- _TASK DETAILS_: For the entries below, state how many lines include the string "JSON", and write nothing besides that number.

- _RECORDS FOR THE EXERCISE_:

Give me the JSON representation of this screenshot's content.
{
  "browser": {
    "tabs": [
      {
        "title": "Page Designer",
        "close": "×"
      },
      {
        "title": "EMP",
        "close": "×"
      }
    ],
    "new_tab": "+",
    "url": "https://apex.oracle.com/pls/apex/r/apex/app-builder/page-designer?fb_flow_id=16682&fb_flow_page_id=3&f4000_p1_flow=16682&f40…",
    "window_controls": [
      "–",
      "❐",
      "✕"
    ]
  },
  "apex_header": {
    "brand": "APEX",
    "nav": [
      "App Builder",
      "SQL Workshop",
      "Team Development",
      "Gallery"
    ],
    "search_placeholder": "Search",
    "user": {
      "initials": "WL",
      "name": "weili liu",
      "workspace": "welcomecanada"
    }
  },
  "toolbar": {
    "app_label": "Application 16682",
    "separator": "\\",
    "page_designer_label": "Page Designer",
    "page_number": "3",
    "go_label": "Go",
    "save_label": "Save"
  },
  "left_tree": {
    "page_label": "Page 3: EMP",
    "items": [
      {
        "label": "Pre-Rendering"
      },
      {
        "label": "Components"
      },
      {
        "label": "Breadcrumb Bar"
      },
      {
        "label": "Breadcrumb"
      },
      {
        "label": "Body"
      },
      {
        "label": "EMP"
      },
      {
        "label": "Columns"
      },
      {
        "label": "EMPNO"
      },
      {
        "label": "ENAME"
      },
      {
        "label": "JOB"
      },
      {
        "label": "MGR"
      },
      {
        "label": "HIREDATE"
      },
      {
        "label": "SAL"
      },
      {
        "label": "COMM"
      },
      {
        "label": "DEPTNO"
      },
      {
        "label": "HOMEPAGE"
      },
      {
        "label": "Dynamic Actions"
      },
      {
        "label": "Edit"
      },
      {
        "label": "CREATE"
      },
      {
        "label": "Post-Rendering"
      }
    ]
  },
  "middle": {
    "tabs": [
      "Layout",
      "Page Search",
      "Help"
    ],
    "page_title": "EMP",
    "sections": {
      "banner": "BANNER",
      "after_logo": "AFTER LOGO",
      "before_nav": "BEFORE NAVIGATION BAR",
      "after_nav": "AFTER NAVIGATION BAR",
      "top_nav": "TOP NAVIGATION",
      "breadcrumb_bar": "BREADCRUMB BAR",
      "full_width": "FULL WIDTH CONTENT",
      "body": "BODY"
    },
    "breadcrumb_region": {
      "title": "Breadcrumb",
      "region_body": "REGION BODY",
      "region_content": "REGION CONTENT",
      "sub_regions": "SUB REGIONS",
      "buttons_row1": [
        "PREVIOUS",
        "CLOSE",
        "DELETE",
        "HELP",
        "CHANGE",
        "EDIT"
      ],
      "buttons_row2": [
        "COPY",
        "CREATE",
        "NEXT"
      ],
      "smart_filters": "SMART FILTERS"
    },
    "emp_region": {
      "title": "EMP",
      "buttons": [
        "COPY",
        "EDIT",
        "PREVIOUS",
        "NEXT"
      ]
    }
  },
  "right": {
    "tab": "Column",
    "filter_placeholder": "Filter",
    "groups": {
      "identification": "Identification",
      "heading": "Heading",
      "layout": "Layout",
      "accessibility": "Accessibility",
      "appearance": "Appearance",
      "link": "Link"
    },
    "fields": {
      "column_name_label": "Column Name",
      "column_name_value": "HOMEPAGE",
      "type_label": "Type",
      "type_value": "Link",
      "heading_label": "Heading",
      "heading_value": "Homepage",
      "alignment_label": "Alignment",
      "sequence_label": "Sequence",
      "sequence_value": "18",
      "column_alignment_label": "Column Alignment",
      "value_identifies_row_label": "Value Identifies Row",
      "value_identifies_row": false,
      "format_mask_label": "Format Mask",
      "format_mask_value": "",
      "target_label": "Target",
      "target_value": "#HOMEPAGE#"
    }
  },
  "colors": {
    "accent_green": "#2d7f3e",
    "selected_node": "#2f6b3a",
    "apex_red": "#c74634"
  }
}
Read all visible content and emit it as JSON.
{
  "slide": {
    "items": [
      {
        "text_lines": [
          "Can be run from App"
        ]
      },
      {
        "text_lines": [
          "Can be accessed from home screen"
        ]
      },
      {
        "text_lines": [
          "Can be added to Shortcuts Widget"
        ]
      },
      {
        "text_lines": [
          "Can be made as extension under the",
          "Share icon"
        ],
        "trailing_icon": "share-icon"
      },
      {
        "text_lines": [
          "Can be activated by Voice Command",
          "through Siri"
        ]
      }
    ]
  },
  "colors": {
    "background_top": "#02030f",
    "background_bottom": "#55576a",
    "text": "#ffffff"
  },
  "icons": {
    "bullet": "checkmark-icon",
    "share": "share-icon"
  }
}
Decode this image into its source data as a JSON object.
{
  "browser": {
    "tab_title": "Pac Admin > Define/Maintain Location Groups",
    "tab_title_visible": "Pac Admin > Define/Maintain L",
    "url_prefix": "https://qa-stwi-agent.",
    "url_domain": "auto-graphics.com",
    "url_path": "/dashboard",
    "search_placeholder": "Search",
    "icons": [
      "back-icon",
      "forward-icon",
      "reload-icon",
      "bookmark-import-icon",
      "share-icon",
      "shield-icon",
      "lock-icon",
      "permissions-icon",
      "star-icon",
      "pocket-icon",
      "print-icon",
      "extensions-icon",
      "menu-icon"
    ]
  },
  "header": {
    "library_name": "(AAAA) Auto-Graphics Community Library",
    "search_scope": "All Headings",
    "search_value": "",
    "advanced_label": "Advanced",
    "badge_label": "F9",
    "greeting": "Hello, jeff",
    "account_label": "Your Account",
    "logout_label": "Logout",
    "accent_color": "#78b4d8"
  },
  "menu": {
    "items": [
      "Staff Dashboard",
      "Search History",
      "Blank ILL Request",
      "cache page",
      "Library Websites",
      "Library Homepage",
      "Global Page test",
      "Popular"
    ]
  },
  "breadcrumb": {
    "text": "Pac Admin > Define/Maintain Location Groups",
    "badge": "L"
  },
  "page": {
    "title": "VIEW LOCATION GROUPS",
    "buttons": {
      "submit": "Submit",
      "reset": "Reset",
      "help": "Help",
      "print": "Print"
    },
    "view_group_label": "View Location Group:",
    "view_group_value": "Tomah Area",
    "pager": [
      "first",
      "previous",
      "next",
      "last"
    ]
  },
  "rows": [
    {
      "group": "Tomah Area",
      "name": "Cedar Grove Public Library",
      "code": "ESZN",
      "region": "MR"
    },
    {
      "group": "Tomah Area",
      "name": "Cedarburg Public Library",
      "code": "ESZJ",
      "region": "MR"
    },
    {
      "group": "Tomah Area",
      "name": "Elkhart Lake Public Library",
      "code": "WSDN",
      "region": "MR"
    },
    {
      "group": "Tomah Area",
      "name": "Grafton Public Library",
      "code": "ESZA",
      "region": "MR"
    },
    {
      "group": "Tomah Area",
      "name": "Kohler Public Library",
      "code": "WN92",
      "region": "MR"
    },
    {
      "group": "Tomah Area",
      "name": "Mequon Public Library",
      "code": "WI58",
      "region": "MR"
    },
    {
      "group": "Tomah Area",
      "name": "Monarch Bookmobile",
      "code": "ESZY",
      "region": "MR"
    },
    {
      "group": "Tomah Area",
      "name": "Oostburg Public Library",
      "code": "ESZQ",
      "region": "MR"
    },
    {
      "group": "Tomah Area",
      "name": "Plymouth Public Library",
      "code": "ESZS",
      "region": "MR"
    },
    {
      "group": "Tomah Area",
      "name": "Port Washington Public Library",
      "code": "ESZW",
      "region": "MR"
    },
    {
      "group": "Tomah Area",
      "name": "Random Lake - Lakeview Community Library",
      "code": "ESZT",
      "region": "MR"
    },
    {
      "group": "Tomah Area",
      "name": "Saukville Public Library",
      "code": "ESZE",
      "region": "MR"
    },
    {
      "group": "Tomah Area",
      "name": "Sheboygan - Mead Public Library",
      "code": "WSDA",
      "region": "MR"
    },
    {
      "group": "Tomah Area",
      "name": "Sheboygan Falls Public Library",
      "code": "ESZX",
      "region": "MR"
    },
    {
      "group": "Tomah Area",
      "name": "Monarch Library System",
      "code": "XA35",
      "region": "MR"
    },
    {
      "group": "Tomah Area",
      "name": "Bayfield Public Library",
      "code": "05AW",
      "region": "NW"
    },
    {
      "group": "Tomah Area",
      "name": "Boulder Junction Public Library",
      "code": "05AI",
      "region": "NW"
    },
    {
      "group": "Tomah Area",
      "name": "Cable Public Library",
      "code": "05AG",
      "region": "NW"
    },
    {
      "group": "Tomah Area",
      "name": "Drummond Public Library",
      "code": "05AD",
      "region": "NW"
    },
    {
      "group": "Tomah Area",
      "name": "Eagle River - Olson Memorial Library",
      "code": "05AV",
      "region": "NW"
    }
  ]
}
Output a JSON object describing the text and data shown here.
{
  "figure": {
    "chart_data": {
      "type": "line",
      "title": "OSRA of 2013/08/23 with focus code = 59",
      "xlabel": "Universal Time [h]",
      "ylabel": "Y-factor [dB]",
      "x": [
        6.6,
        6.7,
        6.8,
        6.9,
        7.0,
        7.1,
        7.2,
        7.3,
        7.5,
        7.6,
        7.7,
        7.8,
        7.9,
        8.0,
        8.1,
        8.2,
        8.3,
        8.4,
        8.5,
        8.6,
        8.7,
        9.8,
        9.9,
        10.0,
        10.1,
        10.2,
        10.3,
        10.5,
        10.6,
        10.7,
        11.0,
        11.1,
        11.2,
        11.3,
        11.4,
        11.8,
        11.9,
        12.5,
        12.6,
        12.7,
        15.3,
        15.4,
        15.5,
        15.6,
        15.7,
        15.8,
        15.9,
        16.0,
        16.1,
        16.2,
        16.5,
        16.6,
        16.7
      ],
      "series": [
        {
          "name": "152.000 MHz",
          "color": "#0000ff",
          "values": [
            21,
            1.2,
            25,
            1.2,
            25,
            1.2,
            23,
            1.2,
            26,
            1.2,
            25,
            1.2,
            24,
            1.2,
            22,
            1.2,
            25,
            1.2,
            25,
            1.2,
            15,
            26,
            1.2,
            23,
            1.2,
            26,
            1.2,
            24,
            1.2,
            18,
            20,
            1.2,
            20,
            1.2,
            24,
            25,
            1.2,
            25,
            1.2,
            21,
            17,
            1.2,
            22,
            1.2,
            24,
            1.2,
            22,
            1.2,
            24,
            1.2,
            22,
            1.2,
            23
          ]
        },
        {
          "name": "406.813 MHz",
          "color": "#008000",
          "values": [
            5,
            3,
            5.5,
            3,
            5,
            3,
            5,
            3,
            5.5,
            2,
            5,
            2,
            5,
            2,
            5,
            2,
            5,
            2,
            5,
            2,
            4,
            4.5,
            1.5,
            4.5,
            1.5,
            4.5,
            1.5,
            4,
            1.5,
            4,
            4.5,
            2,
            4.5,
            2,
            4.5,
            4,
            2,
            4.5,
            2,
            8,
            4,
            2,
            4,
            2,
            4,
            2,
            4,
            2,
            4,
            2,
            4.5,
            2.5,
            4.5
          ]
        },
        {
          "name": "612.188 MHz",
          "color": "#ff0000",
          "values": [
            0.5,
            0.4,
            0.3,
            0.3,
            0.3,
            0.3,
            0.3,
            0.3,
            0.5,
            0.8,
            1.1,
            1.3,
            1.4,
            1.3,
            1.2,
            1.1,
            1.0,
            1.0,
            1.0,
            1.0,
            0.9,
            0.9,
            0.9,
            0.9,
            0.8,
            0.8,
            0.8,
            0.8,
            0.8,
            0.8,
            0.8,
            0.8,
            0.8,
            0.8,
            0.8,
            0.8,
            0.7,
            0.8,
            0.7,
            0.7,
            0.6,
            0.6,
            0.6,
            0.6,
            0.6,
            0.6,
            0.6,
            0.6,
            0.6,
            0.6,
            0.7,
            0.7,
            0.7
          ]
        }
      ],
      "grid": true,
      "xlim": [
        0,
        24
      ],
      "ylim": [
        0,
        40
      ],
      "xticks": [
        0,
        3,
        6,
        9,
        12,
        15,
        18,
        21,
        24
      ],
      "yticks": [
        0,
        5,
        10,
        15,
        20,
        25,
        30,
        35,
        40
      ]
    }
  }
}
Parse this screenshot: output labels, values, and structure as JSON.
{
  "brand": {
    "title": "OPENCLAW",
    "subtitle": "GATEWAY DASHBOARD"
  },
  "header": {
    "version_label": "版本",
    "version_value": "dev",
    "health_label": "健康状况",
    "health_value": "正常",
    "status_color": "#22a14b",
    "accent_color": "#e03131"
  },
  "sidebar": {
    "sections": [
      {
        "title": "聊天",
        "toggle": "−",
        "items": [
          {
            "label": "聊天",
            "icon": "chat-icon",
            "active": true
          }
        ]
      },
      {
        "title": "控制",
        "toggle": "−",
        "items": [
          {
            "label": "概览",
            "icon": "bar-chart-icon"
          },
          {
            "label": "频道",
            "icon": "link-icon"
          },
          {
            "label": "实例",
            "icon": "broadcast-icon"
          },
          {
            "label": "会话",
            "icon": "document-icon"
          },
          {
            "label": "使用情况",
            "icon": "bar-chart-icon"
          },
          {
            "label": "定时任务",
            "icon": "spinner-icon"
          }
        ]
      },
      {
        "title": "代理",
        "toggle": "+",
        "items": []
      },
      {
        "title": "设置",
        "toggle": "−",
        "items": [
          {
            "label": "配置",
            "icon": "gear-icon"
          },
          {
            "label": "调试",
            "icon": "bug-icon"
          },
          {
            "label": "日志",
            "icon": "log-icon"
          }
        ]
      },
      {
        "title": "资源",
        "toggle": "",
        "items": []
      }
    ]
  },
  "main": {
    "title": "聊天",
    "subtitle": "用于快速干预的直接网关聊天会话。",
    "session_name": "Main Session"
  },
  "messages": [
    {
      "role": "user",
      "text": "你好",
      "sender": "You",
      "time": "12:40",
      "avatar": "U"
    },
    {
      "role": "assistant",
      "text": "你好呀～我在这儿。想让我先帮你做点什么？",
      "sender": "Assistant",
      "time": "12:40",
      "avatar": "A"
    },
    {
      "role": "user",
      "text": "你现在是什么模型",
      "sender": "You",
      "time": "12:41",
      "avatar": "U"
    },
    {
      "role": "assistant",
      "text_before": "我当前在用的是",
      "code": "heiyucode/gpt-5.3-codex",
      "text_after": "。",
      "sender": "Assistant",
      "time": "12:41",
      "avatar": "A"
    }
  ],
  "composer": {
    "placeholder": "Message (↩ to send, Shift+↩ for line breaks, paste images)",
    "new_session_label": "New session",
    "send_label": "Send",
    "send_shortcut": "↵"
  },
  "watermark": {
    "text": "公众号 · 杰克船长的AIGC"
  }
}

- _EXERCISE RESULT_: 5